Boston’s Billionaires Club
They’re rich. They’re powerful. And combined, they’re worth more than the GDP of a small country. These are our area’s highest-net-worth tycoons.
Michael Stern has the goods on the one percent. His vast repository of intel on Massachusetts’ millionaires and billionaires, called AffluenceIQ, is packed with everything from their biographies and hobbies to the values of their enviable manses down the Cape. “My kids call me a stalker,” says Stern, who curates his subscription-based database by poring over public records and following tips. Who needs all of this inside information? Think hedge fund managers and real estate agents, not to mention the state’s many charitable organizations and colleges. We partnered with AffluenceIQ to bolster our look at the area’s wealthiest power players.
1. Sheldon Adelson
Born to limited means in Dorchester, this self-made casino mogul amassed his fortune in fields as diverse as candy machines and trade-show organizing before settling in as CEO of the Las Vegas Sands Corporation. And Adelson, a prominent GOP donor who has infamously dabbled in newspapers, hasn’t shied away from using his wealth to influence politics and boost nonprofits in the Hub, even siphoning a cool $1 million into last year’s campaign to quash marijuana legalization. Though he spends much of his time on the Strip, he still comes home to a sprawling $5.5 million estate in Newton.
2. Abigail Johnson
3. Ned Johnson III
When Ned Johnson III, the longtime head of Fidelity, announced his retirement last year, it surprised no one when his daughter Abigail was coronated as chairwoman of the company founded by her grandfather Edward C. Johnson II in 1946. Named CEO in 2014, the 55-year-old Milton resident is now calling all the shots at a firm that has more than $2 trillion in assets—and continuing to quietly flex her philanthropic muscles as well. Look for Abigail and the rest of the powerful Johnson clan on boards shaping the arts, the Ivy League, medicine, public parks, and more.
4. John Grayken
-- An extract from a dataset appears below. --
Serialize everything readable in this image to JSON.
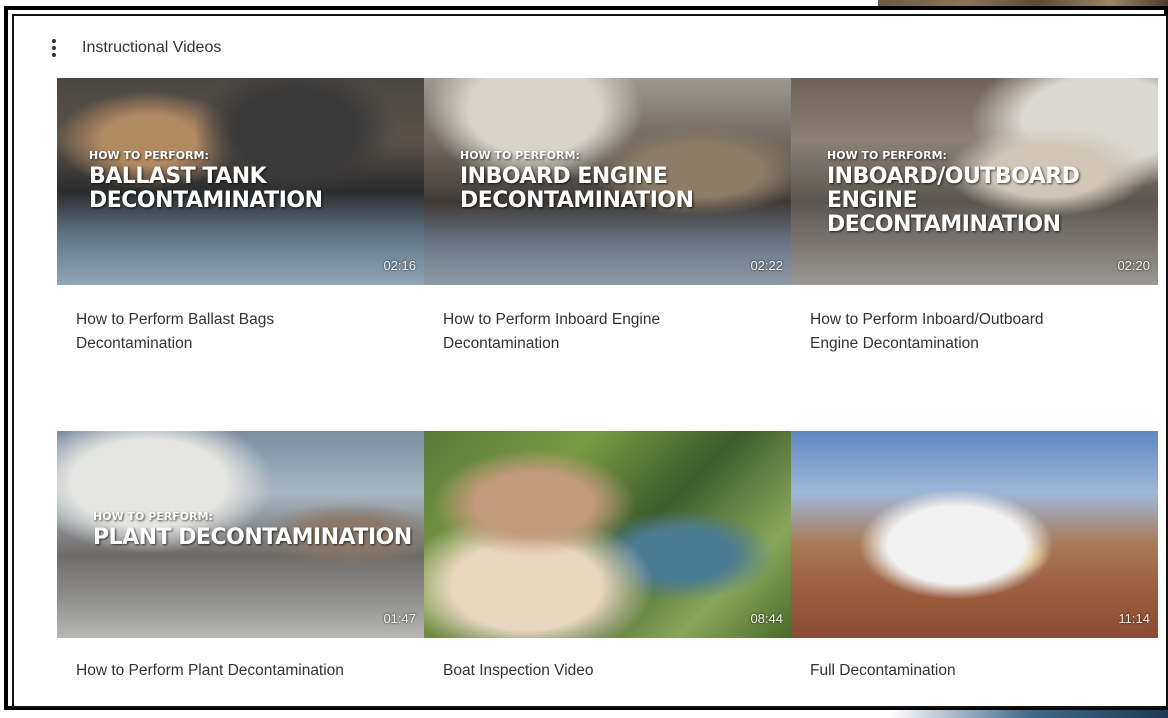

Proficient in the dark arts of the distressed-assets business, the Lone Star Funds founder has enough money to live wherever he damn well pleases. His list of addresses includes the whole of Cohasset’s Whitehead Island and Millennium Tower’s 13,000-square-foot penthouse (at $33 million, the most expensive condo ever sold in Boston). But those are just part-time pads: After renouncing his U.S. citizenship in 1999 for tax purposes, he now spends most of his time overseas, where he owns a $70 million mansion in London and the sprawling Irish estate featured in the 1976 movie The Omen.
5. Jim Davis
As head of New Balance, Boston’s king of reasonably priced running sneakers has spent the first half of this decade constructing what he hopes will be the city’s epicenter of sweat, a project near the Allston/Brighton line that he’s calling Boston Landing. Surrounding Davis’s world headquarters will eventually be a hotel, apartments, fitness-focused shops, restaurants, and a sprawling sports complex. Further proof that he’s about way more than sneakers: over $70 million in donations to Middlebury College, his alma mater, as well as the support of charities through the New Balance Foundation.
6. Bob Kraft
The winningest owner in the NFL, Bob Kraft is the only Boston billionaire whose portfolio centerpiece is a 6-foot-4 health nut in Uggs. But there’s more to his legacy than an unbeatable football team: The owner of the Patriots and the New England Revolution is now among investors in the UFC, alongside Tom Brady, Mark Wahlberg, and Ben Affleck. When he’s not taking in a private Rolling Stones concert, the dynamic philanthropist, who has given more than $100 million to charity, is unwinding at his $11.2 million Brookline estate or his $6.8 million Cape Cod abode.